═════ Source information ═════
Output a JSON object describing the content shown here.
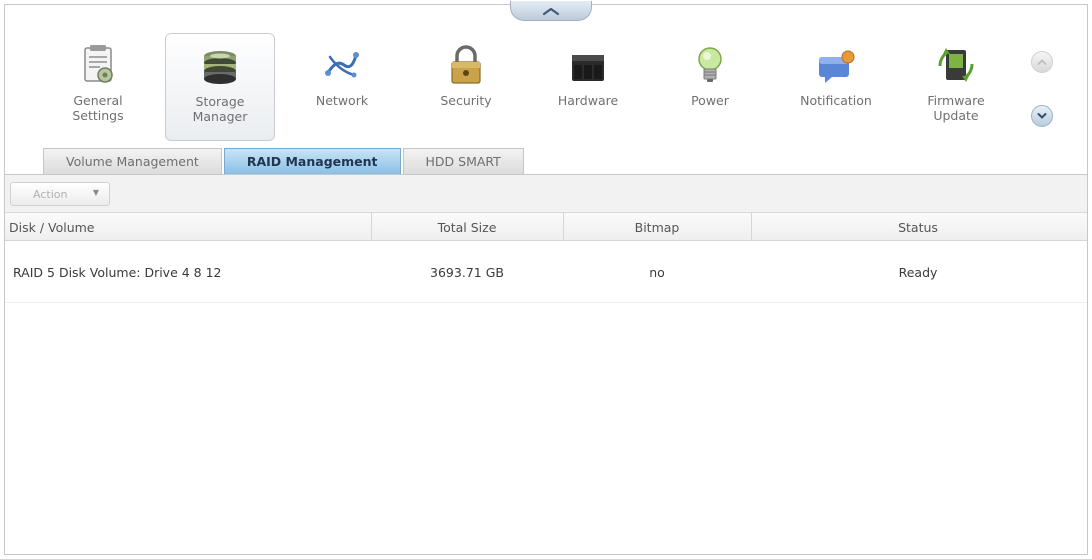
{
  "toolbar": {
    "items": [
      {
        "id": "general-settings",
        "label": "General\nSettings",
        "icon": "general-settings-icon"
      },
      {
        "id": "storage-manager",
        "label": "Storage\nManager",
        "icon": "storage-manager-icon",
        "active": true
      },
      {
        "id": "network",
        "label": "Network",
        "icon": "network-icon"
      },
      {
        "id": "security",
        "label": "Security",
        "icon": "padlock-icon"
      },
      {
        "id": "hardware",
        "label": "Hardware",
        "icon": "hardware-icon"
      },
      {
        "id": "power",
        "label": "Power",
        "icon": "lightbulb-icon"
      },
      {
        "id": "notification",
        "label": "Notification",
        "icon": "notification-icon"
      },
      {
        "id": "firmware-update",
        "label": "Firmware\nUpdate",
        "icon": "firmware-update-icon"
      }
    ],
    "scroll_up_icon": "chevron-up-icon",
    "scroll_down_icon": "chevron-down-icon",
    "collapse_icon": "chevron-up-icon"
  },
  "tabs": [
    {
      "label": "Volume Management",
      "active": false
    },
    {
      "label": "RAID Management",
      "active": true
    },
    {
      "label": "HDD SMART",
      "active": false
    }
  ],
  "action_bar": {
    "action_label": "Action"
  },
  "grid": {
    "columns": [
      "Disk / Volume",
      "Total Size",
      "Bitmap",
      "Status"
    ],
    "rows": [
      {
        "disk_volume": "RAID 5 Disk Volume: Drive 4 8 12",
        "total_size": "3693.71 GB",
        "bitmap": "no",
        "status": "Ready"
      }
    ]
  },
  "colors": {
    "active_tab": "#8bbfe6",
    "scroll_down": "#b9cbdc",
    "window_border": "#c4c8cc"
  }
}
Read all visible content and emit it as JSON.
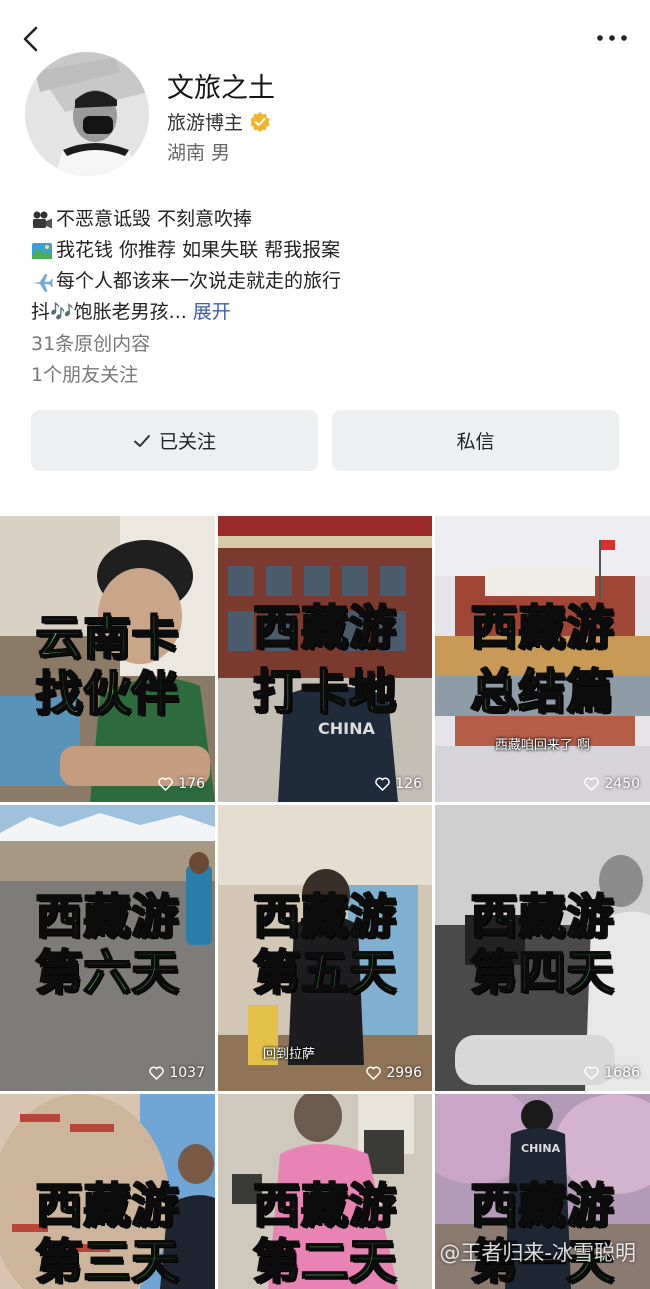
{
  "profile": {
    "name": "文旅之土",
    "role": "旅游博主",
    "location": "湖南 男"
  },
  "bio": {
    "line1": "不恶意诋毁 不刻意吹捧",
    "line2": "我花钱 你推荐 如果失联 帮我报案",
    "line3": "每个人都该来一次说走就走的旅行",
    "line4": "抖🎶饱胀老男孩...",
    "expand": "展开",
    "line1_icon": "movie-camera-icon",
    "line2_icon": "picture-icon",
    "line3_icon": "airplane-icon"
  },
  "stats": {
    "original": "31条原创内容",
    "friends": "1个朋友关注"
  },
  "buttons": {
    "follow": "已关注",
    "message": "私信"
  },
  "videos": [
    {
      "caption1": "云南卡",
      "caption2": "找伙伴",
      "likes": "176",
      "subtitle": ""
    },
    {
      "caption1": "西藏游",
      "caption2": "打卡地",
      "likes": "126",
      "subtitle": ""
    },
    {
      "caption1": "西藏游",
      "caption2": "总结篇",
      "likes": "2450",
      "subtitle": "西藏咱回来了 啊"
    },
    {
      "caption1": "西藏游",
      "caption2": "第六天",
      "likes": "1037",
      "subtitle": ""
    },
    {
      "caption1": "西藏游",
      "caption2": "第五天",
      "likes": "2996",
      "subtitle": "回到拉萨"
    },
    {
      "caption1": "西藏游",
      "caption2": "第四天",
      "likes": "1686",
      "subtitle": ""
    },
    {
      "caption1": "西藏游",
      "caption2": "第三天",
      "likes": "",
      "subtitle": ""
    },
    {
      "caption1": "西藏游",
      "caption2": "第二天",
      "likes": "",
      "subtitle": ""
    },
    {
      "caption1": "西藏游",
      "caption2": "第一天",
      "likes": "",
      "subtitle": ""
    }
  ],
  "watermark": "@王者归来-冰雪聪明",
  "colors": {
    "caption_green": "#5ee870",
    "link_blue": "#3d5ea8",
    "verified_gold": "#f2b32b",
    "button_bg": "#eeeff1"
  }
}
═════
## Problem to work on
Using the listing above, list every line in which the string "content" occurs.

## Output below
Output a JSON object describing the content shown here.
Read all visible content and emit it as JSON.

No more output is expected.